- Opening Delimiter -

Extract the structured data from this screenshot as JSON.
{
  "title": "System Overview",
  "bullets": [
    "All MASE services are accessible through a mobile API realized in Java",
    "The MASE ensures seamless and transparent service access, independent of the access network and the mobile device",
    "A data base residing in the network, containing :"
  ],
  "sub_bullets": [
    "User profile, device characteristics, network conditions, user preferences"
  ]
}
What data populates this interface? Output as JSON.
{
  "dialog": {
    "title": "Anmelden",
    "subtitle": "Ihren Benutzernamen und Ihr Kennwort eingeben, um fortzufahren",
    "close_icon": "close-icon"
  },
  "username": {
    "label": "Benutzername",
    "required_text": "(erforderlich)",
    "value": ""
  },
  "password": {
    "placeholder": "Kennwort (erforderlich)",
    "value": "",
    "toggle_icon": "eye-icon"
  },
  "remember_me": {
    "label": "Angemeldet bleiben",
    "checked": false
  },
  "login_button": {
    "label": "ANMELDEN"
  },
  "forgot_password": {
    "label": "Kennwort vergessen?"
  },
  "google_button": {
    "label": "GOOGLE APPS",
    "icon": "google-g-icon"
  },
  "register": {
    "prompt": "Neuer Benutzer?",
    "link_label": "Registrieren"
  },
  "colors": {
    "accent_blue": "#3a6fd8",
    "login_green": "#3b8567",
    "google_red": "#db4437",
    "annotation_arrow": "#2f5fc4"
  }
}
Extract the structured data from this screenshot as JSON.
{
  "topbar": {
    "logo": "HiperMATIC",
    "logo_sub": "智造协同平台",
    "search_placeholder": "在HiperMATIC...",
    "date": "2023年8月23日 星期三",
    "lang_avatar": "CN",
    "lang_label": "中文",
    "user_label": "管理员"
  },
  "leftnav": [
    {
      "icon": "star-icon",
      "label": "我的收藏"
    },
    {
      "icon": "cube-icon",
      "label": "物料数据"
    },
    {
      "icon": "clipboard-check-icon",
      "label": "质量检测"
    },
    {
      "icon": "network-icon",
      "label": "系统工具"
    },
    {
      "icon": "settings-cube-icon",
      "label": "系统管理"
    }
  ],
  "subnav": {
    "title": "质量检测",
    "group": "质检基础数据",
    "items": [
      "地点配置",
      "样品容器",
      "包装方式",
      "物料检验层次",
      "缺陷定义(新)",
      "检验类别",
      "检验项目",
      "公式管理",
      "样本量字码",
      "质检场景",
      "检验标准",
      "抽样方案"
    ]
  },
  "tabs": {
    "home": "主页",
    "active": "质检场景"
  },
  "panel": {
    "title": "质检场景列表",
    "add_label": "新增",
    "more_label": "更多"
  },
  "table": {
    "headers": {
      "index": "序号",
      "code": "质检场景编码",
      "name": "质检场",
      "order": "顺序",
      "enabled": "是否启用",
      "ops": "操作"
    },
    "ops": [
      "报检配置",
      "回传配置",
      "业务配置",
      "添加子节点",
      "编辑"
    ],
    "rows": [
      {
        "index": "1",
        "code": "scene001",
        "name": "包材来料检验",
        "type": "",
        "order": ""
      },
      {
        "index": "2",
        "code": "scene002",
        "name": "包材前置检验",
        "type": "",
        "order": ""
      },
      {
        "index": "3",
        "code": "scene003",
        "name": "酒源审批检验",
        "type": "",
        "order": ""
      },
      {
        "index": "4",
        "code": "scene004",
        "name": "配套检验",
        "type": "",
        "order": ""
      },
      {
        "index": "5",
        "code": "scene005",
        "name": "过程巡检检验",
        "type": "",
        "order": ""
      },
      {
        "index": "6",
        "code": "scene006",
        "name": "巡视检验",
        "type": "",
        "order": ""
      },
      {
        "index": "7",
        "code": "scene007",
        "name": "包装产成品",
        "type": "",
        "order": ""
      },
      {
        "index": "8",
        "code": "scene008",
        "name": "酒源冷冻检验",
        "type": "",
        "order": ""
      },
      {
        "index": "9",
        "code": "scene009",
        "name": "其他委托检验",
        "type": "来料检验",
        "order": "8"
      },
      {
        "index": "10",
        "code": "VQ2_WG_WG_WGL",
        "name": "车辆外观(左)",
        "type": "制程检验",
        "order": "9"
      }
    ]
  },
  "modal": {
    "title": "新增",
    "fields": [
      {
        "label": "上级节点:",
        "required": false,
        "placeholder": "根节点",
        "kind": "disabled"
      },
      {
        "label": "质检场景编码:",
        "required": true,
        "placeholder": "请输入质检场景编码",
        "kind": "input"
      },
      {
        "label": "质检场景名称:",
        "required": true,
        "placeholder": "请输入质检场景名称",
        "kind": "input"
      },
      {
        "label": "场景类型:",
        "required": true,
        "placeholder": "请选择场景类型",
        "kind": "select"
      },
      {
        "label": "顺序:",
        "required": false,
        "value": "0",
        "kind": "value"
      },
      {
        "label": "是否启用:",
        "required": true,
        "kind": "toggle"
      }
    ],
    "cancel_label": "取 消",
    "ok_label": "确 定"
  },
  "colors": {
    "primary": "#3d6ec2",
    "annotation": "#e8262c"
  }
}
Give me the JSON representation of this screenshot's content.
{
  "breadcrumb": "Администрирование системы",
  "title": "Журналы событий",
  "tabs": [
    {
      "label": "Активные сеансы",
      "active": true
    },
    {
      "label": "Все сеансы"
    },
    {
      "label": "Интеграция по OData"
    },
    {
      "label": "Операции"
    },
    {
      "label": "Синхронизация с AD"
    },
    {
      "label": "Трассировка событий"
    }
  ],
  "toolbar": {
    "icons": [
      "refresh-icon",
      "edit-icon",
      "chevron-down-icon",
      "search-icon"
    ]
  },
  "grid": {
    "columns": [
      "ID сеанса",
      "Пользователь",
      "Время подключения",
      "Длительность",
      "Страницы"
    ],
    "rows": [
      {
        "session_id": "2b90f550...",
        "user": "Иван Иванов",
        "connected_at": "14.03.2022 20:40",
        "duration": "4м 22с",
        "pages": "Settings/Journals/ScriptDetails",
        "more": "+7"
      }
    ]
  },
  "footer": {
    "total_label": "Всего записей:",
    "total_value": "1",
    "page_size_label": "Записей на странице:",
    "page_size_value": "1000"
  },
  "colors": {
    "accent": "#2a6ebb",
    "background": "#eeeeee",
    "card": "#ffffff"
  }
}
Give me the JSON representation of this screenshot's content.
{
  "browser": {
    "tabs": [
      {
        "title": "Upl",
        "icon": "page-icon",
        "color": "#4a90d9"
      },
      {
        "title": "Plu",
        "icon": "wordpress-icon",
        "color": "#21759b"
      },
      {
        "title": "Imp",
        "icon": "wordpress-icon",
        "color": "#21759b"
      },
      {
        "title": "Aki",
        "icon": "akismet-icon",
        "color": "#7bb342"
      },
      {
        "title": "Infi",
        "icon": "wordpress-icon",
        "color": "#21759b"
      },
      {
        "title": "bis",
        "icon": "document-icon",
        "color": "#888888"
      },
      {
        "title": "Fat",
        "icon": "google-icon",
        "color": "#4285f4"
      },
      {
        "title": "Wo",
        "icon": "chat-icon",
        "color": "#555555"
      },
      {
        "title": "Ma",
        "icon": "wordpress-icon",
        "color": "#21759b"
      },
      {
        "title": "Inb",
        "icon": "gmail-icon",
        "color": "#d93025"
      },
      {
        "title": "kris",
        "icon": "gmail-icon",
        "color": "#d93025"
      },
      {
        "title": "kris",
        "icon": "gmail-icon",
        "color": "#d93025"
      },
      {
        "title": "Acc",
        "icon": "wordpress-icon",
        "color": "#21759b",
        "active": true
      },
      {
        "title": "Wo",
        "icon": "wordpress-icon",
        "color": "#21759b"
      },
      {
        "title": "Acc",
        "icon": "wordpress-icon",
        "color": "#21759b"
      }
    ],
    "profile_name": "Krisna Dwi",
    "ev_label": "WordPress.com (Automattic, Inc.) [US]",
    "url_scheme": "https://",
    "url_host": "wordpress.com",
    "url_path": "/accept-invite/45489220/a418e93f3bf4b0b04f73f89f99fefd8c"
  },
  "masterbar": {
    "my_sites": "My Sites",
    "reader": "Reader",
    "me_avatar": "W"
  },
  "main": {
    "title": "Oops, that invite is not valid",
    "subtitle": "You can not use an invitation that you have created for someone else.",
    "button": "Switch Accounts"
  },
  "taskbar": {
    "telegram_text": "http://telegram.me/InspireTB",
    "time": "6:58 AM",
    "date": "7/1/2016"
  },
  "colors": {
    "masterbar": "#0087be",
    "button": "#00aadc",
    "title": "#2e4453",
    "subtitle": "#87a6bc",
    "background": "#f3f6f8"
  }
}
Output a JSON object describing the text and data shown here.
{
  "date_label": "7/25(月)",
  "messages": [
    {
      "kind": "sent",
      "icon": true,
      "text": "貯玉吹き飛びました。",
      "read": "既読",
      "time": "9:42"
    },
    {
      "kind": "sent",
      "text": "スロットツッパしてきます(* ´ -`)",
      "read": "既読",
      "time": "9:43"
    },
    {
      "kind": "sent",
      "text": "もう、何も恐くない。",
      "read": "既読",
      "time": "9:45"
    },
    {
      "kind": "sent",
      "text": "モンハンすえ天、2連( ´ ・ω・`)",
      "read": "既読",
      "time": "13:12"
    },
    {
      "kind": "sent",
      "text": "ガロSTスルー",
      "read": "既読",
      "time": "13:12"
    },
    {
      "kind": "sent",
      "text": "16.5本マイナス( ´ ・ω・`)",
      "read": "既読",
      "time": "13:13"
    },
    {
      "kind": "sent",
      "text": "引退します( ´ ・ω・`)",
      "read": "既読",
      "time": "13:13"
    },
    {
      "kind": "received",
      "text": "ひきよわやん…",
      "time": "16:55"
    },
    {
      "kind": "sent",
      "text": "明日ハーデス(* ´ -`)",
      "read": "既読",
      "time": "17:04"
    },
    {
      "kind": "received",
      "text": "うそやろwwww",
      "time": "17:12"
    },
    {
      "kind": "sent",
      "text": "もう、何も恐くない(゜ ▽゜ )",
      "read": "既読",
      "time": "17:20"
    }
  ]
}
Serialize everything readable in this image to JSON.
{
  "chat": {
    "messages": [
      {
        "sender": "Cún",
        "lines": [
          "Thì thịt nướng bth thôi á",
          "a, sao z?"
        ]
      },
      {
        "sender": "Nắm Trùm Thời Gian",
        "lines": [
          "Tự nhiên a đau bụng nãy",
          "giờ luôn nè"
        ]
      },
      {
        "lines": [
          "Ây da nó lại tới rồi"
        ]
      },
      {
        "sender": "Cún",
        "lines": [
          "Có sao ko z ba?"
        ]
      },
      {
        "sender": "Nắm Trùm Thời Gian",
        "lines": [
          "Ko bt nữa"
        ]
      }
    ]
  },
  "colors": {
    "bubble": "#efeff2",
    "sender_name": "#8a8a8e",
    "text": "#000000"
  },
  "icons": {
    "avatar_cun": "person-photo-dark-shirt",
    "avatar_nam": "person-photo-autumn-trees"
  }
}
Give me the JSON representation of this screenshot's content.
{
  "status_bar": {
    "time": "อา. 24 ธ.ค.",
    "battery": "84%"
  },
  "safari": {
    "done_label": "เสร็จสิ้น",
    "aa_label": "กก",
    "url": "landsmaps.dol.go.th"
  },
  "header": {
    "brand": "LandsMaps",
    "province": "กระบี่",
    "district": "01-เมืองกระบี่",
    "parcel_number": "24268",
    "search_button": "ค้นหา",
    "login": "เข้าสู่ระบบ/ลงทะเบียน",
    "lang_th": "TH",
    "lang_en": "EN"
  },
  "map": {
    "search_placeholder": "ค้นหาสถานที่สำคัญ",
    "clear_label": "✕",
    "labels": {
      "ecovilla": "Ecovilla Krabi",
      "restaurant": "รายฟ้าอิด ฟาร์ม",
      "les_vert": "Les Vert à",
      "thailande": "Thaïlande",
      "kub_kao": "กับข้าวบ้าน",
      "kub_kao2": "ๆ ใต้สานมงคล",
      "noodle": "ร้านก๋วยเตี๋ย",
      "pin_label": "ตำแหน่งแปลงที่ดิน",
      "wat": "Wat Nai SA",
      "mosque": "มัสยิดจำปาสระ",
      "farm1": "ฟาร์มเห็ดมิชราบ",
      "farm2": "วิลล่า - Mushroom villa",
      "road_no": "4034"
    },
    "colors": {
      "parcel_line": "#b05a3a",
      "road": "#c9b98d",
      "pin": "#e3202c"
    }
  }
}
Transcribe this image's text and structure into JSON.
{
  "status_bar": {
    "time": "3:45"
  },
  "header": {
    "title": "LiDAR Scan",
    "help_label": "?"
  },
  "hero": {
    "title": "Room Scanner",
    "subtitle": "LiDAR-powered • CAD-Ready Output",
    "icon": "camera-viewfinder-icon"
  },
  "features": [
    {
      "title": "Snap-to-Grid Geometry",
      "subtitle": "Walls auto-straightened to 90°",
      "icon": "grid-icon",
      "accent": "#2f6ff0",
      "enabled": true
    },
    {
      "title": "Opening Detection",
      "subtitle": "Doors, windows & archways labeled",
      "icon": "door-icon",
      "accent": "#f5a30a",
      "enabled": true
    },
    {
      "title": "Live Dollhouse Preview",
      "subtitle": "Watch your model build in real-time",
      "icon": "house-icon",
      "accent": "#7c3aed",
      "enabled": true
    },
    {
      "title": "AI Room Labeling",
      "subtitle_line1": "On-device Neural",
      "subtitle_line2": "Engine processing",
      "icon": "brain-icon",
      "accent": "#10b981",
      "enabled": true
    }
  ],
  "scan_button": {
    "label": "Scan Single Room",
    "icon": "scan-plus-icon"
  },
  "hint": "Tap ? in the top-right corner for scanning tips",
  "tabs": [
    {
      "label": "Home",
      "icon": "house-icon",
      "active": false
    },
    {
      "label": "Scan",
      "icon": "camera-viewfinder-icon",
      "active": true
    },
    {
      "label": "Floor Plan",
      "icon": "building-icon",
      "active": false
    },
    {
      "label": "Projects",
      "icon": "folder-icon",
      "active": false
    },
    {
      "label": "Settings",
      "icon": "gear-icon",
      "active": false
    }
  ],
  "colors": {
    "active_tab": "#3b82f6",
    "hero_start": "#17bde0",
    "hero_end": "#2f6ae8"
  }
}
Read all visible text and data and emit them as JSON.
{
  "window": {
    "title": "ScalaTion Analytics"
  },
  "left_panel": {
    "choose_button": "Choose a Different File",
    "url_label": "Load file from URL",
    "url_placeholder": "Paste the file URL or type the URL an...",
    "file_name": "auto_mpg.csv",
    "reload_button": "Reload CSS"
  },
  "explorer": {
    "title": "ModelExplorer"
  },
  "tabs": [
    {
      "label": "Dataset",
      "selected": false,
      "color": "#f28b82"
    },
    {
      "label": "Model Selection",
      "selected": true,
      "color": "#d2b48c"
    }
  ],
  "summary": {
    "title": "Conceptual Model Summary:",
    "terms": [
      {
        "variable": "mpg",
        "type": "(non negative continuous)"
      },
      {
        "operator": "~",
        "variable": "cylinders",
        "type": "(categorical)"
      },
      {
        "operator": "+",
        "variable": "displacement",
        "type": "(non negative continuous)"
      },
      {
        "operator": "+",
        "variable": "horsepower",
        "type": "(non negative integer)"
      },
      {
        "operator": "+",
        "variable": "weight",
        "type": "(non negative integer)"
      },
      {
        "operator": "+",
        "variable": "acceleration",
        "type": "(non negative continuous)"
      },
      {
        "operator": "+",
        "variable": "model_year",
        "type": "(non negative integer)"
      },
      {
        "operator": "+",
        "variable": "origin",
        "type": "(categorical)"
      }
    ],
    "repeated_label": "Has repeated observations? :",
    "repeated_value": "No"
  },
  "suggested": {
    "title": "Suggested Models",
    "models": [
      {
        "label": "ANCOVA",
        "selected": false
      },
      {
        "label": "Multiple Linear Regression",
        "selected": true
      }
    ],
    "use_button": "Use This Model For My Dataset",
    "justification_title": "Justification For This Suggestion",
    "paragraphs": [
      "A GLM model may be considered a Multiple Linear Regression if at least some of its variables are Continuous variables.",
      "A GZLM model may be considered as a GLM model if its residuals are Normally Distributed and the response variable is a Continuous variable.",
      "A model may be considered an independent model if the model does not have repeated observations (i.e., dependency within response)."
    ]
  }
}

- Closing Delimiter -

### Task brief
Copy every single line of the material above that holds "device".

### Response to this exercise
    "The MASE ensures seamless and transparent service access, independent of the access network and the mobile device",
    "User profile, device characteristics, network conditions, user preferences"
      "subtitle_line1": "On-device Neural",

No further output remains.